The moment that Canon announced their 5Ds and 5Dsr series my wife and I pre ordered 1 of each.
I chose the Dsr since I am a stickler for detail and Diana prefers to reserve any post processing to other endeavors. We live in Mexico just 5 minutes south of the border from San Diego and decided to take a year long photographic journey from Mexico to France.
We bought a teardrop trailer for ease of hauling, packed it up and left in April. We drove to Northern California and Diana received her camera before we made it to Northern California. I did not receive mine until we reached Wyoming so many of my images were done with my EOS Mark V. It wasn’t until France that I got to give the 5Dsr a workout.
To give you an idea of the extent of the trip, our route took us from San Diego, up the California Coast to Oregon and southern Idaho. We crossed into Wyoming and stayed for several weeks in the Grand Tetons. We headed across to our final goal in Philadelphia where we stored the trailer and our Toyota Four Runner and hopped a flight to Paris.
Moonset on Jackson Lake in the Grand Teton, Wyoming. We arose at 4:30 a.m. to get this image.
Photo Diana Hughes/Canon EOS 5Ds
“Mormon Row” with the Grand Tetons in the background. This is in Jackson Hole, Wyoming.
Photo Diana Hughes/Canon EOS 5Ds
Aspen Grove in the Gros Ventre area of Jackson Hole, Wyoming. Converted in PhotoShop.
Photo Diana Hughes/Canon 5Ds
After a few weeks in Paris, we headed out to Normandy (many of the shots can be seen at our website. After St. Malo, we headed to Tours and points south and are now in Provence in the village of Pelissanne. Whew! I get tired just talking about it.
First, let me explain the difference in the two cameras. The Ds maintains the anti-aliasing filter that prevents moire in repeating patterns. Canon chose to filter out the AA filter in the Dsr making manufacture easier and eliminating redesign of the body.
Let me say that at 50 mps Raw files from both cameras are exceptionally sharp and portend to eliminate the need to go to larger formats to reach the lofty heights of larger format mega pixels. Cropping still leaves plenty of room for exacting printing needs and, to my way of thinking, the print is the ultimate goal anyway.
I don’t want to get into the deep functions of the cameras (and they are multiple) but Canon finally added an automatic sensor cleaner that we both really like. Even with the deep menu, Canon has kept it surprisingly easy to navigate. It’s also been weather proofed. But, let’s get to some of the images this beast kicks out.
The village of La Roche Guyon about an hour out of Paris.
The Chateau was General Erwin Rommel’s headquarters during WW2.
This is a view from the castle Keep (dungeon).
Photo Hugh Smith/Canon EOS 5Dsr
Sainte Malo on the Normandy Coast at the English Channel.
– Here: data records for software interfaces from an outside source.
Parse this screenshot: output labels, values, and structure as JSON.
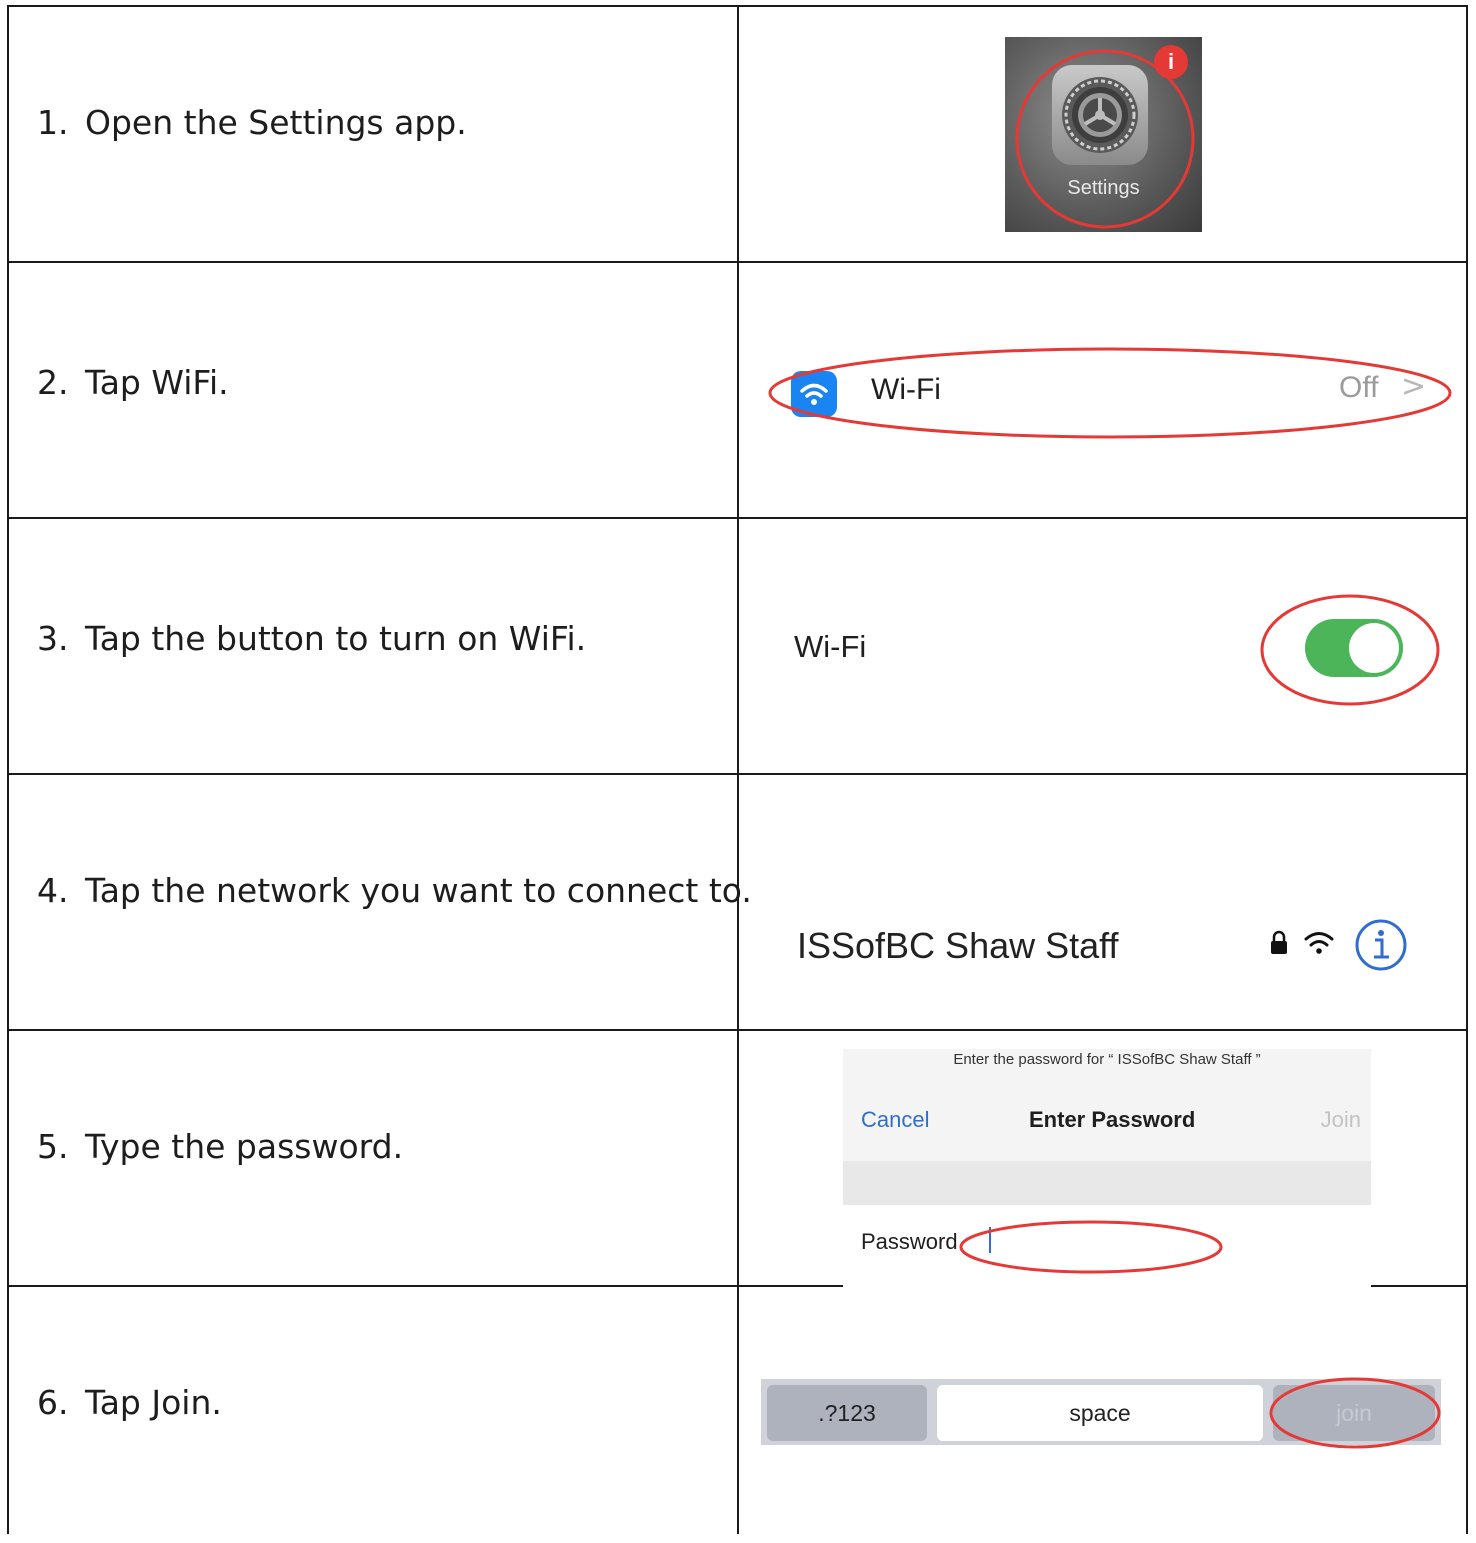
{
  "steps": [
    {
      "number": "1.",
      "text": "Open the Settings app."
    },
    {
      "number": "2.",
      "text": "Tap WiFi."
    },
    {
      "number": "3.",
      "text": "Tap the button to turn on WiFi."
    },
    {
      "number": "4.",
      "text": "Tap the network you want to connect to."
    },
    {
      "number": "5.",
      "text": "Type the password."
    },
    {
      "number": "6.",
      "text": "Tap Join."
    }
  ],
  "settings_icon": {
    "label": "Settings",
    "badge": "i",
    "icon": "gear-icon"
  },
  "wifi_row": {
    "label": "Wi-Fi",
    "value": "Off",
    "chevron": ">",
    "icon": "wifi-icon"
  },
  "wifi_toggle": {
    "label": "Wi-Fi",
    "state": "on",
    "color": "#4cb559"
  },
  "network": {
    "name": "ISSofBC Shaw Staff",
    "icons": [
      "lock-icon",
      "wifi-icon",
      "info-icon"
    ]
  },
  "password_dialog": {
    "prompt": "Enter the password for “ ISSofBC Shaw Staff ”",
    "cancel": "Cancel",
    "title": "Enter Password",
    "join": "Join",
    "field_label": "Password"
  },
  "keyboard": {
    "numbers_key": ".?123",
    "space_key": "space",
    "join_key": "join"
  },
  "highlight_color": "#e53935"
}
Tall granite walls surround the old town,
which was once a stronghold for privateers (pirates approved by the king). Converted using Nik Pro.
Photo Hugh Smith/Canon 5Dsr
The tiny fishing Village of Port Vendres on the Mediterranean situated near the Spanish border on theCôte Vermeille
in south west France. Port-Vendres is renowned for its numerous fish and sea food restaurants.
Photo Hugh Smith/Canon5Dsr
As you can tell, even with these small jpegs, the images from both cameras are virtually indistinguishable as far as sharpness and saturation are concerned.
Processing the files can be exasperating at times since many of my plug ins will not handle such huge files and I imagine that many software people are pulling their corporate hair out, trying to match these huge files. When processed from RAW, some of my files exceed 150 mbs! (Eats up my 2 TB external drive memory pretty quickly).
All of the images in this article were shot with the Canon 24-105mm lens. Add the cost of the lens to the cost of the body and you could buy a good used car. The price comes in just under $5,000 for each camera!
Is it worth it? Absolutely!
If you’re looking for a camera that will produce pro’ quality output, these will do it in spades.
You can see more of our work at www.jargonart.com